The Bethesda Purple Line Station could include a large plaza area with connections to the light rail system, the Metro platform below and a separate tunnel that would see bikers and walkers through to Elm Street Park.
That’s if Montgomery County can get the owners of the Apex building (7272 Wisconsin Ave.) to agree to tear down the structure so the state or a private vendor can build it.
On Tuesday, county planners showed off two options for a new Capital Crescent Trail tunnel and how the Maryland Transit Administration’s preferred option for a Purple Line station would look.
What is not yet clear is what development rights the county will give the property owner in exchange.
Density and zoning recommendations will come out in the planning staff’s recommendations on Sept. 19. Those recommendations will promptly go before the Planning Board which must get the Bethesda Purple Line Station Minor Master Plan Amendment to the County Council before the end of the year. MTA wants an understanding on the future of the property and the station by the end of the year.
Elza Hisel-McCoy, the lead planner for the project, said much of planning staff’s recommendation for density will be based on the work of an economic consultant who the Planning Department has hired to come up with a number that would entice the owners of the Apex Building to redevelop or sell.
The American Society of Health-System Pharmacists, owners of the building, hired an attorney in August and now appear more willing to discuss razing the property than they did when the idea was first introduced by a nearby landowner earlier this year.
The new plans presented on Tuesday included two options for the Capital Crescent Trail tunnel, which would run separate from the Purple Line tunnel about half-a-block south.
One option has the Trail tunnel emerging at ground-level right at Elm Street on the east side of Wisconsin Avenue before rejoining the light rail above ground just north of Elm Street Park. The option also includes an elevator on the east side of Wisconsin Avenue dedicated to the Trail tunnel.
The second option has the Trail tunnel extending into Elm Street Park.
Design drawings for a new Apex building included a standalone elevator bay to the Purple Line at the southwestern corner of Elm Street and Wisconsin Avenue. A bank of high-speed elevators to the Metro Red Line platform would be placed about where the entrance to the Regal Bethesda 10 movie theaters is today.
Planners want to know which Capital Crescent Trail tunnel option residents would prefer. There are two more open houses, from 10 a.m. to 2 p.m. on Saturday, Sept. 7 and from 6 p.m. to 9 p.m. on Monday Sept. 9. Both will be at the Bethesda-Chevy Chase Regional Services Center (4805 Edgemoor Lane).
There are three other properties in the Mini Master Plan area, meaning those properties could also see new densities.

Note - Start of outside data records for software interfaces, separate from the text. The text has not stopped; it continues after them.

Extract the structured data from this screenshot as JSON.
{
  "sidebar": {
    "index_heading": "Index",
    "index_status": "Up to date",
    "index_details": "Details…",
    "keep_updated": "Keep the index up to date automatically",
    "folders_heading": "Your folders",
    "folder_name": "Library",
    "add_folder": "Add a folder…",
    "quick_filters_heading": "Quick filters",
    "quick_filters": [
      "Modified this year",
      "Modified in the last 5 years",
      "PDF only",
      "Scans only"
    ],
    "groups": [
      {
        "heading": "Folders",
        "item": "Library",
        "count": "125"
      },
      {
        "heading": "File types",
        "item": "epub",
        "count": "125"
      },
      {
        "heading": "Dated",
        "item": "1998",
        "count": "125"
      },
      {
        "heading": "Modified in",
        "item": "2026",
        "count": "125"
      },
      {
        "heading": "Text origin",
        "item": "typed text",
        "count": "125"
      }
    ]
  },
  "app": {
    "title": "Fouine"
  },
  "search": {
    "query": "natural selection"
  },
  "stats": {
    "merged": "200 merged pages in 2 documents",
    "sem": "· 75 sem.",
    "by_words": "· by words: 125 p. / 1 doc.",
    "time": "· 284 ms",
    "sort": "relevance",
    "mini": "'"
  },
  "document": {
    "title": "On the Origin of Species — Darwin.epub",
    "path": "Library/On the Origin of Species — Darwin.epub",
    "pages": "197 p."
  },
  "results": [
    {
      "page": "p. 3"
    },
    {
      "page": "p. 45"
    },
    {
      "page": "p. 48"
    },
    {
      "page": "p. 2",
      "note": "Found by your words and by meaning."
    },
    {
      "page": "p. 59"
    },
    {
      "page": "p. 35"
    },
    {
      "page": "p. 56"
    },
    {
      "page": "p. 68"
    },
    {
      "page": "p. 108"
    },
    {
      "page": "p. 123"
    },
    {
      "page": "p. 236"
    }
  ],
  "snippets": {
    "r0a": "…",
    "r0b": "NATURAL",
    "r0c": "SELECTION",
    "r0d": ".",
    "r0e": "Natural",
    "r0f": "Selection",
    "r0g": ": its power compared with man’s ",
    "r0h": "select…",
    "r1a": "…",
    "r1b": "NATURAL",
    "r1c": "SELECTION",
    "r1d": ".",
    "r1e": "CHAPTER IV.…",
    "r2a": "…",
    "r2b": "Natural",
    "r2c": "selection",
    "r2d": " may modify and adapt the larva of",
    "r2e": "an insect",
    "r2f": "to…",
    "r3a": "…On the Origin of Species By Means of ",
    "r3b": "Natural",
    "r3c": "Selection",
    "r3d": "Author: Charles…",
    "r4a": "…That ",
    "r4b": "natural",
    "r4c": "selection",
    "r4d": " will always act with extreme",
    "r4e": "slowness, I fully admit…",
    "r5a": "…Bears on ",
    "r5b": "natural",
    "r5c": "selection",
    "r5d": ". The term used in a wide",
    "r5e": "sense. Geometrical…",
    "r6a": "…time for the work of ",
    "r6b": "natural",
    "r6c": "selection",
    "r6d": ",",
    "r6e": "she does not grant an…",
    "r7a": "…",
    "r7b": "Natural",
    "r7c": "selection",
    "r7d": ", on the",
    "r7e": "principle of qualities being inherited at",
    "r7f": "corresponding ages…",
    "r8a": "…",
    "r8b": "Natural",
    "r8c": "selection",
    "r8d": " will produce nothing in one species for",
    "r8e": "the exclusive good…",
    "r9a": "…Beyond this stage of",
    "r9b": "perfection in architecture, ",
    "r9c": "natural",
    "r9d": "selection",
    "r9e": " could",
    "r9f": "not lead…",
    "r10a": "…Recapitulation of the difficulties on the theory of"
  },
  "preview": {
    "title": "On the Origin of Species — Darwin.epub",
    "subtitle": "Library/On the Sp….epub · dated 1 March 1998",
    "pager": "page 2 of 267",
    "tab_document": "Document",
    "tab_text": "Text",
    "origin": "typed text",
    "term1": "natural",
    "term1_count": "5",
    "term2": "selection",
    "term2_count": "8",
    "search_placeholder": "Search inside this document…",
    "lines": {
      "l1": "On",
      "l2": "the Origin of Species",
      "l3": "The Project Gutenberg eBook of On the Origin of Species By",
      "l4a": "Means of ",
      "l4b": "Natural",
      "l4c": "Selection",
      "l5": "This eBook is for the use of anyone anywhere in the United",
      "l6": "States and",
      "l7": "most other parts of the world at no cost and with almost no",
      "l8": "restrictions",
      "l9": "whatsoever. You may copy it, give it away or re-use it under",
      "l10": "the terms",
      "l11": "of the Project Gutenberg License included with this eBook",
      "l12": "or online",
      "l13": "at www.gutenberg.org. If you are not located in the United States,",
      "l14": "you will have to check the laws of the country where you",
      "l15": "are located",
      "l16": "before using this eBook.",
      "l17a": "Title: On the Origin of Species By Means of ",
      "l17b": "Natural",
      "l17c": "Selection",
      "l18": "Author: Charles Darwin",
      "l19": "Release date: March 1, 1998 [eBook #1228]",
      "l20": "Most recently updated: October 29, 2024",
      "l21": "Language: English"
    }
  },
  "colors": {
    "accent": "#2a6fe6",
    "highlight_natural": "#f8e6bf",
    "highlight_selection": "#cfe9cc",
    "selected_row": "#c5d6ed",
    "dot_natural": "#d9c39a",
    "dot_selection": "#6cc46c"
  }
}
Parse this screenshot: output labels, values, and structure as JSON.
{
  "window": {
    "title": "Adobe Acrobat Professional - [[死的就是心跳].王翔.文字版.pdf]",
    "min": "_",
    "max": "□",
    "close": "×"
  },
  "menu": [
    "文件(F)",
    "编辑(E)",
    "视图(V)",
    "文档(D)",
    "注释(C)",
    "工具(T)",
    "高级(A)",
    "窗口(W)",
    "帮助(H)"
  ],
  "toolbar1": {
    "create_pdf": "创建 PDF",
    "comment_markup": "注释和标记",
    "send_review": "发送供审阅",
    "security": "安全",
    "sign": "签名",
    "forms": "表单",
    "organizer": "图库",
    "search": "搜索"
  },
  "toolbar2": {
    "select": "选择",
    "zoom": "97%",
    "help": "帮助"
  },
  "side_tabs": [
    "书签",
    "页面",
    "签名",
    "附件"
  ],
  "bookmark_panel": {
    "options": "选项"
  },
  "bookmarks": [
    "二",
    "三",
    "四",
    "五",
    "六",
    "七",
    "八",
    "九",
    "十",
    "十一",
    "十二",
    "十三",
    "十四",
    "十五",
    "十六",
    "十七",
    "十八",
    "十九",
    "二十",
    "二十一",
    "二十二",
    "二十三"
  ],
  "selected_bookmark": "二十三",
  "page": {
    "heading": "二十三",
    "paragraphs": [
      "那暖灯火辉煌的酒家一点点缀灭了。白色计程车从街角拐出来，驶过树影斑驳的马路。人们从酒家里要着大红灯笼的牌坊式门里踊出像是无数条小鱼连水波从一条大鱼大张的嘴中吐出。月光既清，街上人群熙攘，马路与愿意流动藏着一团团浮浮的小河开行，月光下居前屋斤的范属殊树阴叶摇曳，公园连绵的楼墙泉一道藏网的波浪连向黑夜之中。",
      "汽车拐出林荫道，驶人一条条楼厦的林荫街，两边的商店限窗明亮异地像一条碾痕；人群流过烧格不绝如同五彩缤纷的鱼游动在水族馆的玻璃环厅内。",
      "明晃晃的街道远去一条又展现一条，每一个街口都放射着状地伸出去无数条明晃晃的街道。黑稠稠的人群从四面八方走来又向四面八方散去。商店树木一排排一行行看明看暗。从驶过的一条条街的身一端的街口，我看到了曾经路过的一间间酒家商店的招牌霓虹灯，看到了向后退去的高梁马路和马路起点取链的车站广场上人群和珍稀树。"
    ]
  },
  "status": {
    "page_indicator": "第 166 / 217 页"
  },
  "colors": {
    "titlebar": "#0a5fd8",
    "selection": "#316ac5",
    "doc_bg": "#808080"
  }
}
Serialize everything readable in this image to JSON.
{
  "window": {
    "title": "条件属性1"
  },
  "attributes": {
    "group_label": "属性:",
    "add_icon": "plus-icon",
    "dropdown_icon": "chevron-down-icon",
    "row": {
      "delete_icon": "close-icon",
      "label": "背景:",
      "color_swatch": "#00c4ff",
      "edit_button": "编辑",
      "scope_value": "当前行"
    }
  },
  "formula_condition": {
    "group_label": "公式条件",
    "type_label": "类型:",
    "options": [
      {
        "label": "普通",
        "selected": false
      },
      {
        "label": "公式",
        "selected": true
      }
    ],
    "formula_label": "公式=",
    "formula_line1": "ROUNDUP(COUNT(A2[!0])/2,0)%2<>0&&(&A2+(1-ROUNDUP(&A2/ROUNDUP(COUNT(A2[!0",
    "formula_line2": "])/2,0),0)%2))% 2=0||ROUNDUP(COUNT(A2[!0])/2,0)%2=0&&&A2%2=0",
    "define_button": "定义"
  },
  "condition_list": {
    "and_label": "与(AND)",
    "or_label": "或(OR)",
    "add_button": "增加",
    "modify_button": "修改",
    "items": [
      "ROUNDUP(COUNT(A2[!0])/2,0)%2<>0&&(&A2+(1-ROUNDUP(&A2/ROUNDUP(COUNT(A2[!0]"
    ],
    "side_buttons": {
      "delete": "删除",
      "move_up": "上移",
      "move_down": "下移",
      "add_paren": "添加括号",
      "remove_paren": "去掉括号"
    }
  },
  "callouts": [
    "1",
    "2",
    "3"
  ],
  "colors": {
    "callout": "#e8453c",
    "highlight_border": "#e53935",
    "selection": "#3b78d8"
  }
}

Federal Realty owns buildings at the west end of the existing Capital Crescent Trail tunnel, right next to its Bethesda Row development.
JBG owns the Artery Plaza office building on Bethesda Avenue and sold the 7220 Wisconsin Ave. office building to Bethesda-based Peel Properties in May for $16 million, according to state records.